First, wellness only has one supporter left in Washington, DC, the Business Roundtable, an association of chief executives of large U.S. corporations. Its vice president was quoted in Reuters as saying Roundtable members are “as enthusiastic as they have ever been about these (workplace wellness) programs,” adopting them to boost employee morale and improve recruitment.  One irony is that the Business Roundtable’s Health Committee is chaired by a CEO in the casino industry, an industry which has steadfastly defended its right to expose its employees to more second-hand smoke than all other industries combined.   Hence, one suspects an ulterior motive for the Roundtable’s support, such as being able to control employee behavior and increase employee share of premiums.

The other irony is that employees usually resent and sometimes revolt against programs designed to “boost their morale.”

Second, no wellness program has ever saved any corporation a nickel.  The simple sleight-of-hand of comparing participants to non-participants and/or just measuring people who were high-risk to begin with while ignoring those whose risk factors increase will show savings where none exist.  Indeed, how could it be possible to improve health, let alone generate savings by improving health, by doing the opposite of what guidelines recommend, which is what wellness companies do.  For instance, the United States Preventive Services Task Force recommends screening asymptomatic people only once every five years (except for blood pressure), whereas almost all wellness vendors insist on annual screenings.  The literature is very clear that annual checkups for asymptomatic adults are expensive and counterproductive, and yet many wellness programs are measured by how many people they send to the doctor.

Third, there is more bad news on the way.  This Health Affairs article is a start, sort of like busting Badger or Skinny Pete, but there is some investigative work that will be revealed in the weeks ahead that, to continue the analogy, will be more akin to blowing up Gustavo Fring’s whole operation, exposing wellness as possibly the biggest scam ever to be played by the healthcare industry on corporate America.  (This may seem like a strong statement, but if you doubt it, simply bookmark this column for a month or two.)

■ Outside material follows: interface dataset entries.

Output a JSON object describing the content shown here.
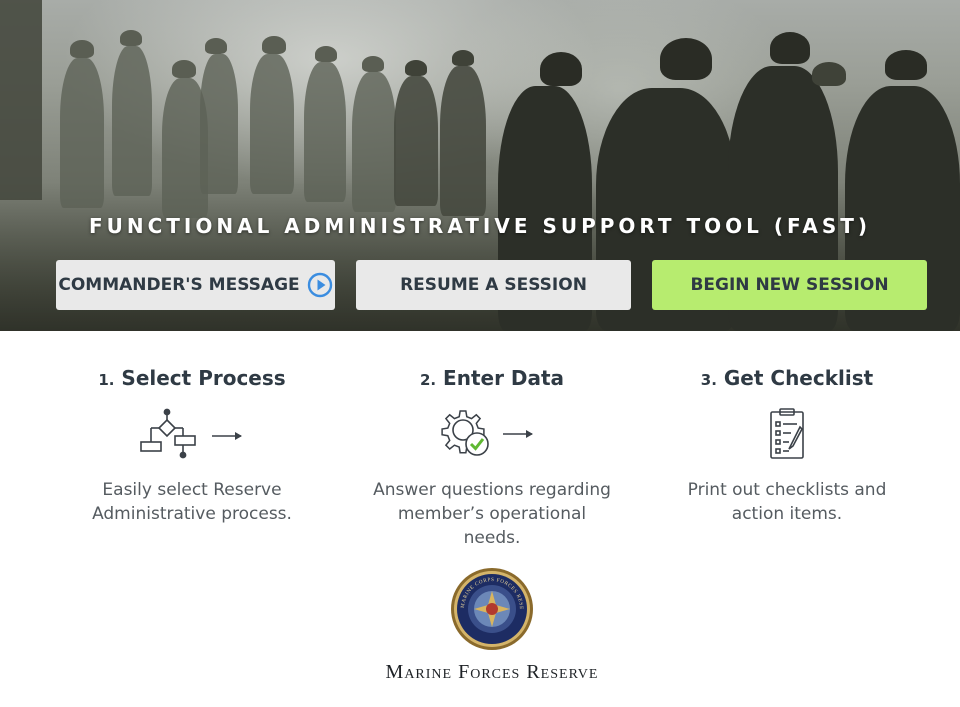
{
  "hero": {
    "title": "FUNCTIONAL ADMINISTRATIVE SUPPORT TOOL (FAST)"
  },
  "buttons": {
    "commander": {
      "label": "COMMANDER'S MESSAGE",
      "icon": "play-circle-icon"
    },
    "resume": {
      "label": "RESUME A SESSION"
    },
    "begin": {
      "label": "BEGIN NEW SESSION"
    }
  },
  "steps": [
    {
      "number": "1.",
      "title": "Select Process",
      "icon": "flowchart-icon",
      "line1": "Easily select Reserve",
      "line2": "Administrative process."
    },
    {
      "number": "2.",
      "title": "Enter Data",
      "icon": "gear-check-icon",
      "line1": "Answer questions regarding",
      "line2": "member’s operational needs."
    },
    {
      "number": "3.",
      "title": "Get Checklist",
      "icon": "clipboard-checklist-icon",
      "line1": "Print out checklists and",
      "line2": "action items."
    }
  ],
  "footer": {
    "seal_text": "U.S. MARINE CORPS FORCES RESERVE",
    "org_name": "Marine Forces Reserve"
  },
  "colors": {
    "begin_button": "#b7ec6f",
    "neutral_button": "#e9e9e9",
    "play_icon": "#3b8de0",
    "check": "#5fb832"
  }
}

Brokers and consultants would therefore be well-advised to start backing off from these programs.  The short-term commission sacrifice will more than pay for itself in long-term client retention.   Note that I said, “back off,” not “run away.”  Your clients have in many cases staked their reputations on wellness, advocating –- possibly with your help — for steadily larger budgets for programs and especially incentives.  You need to step back from the ledge together, keeping in mind the amount of political capital they’ve invested.  They relied on you to take them here.  Now they will need to rely on you to bring them back.

Editor's Note: See also our thought leader Tom Emerick's take on the PepsiCo news.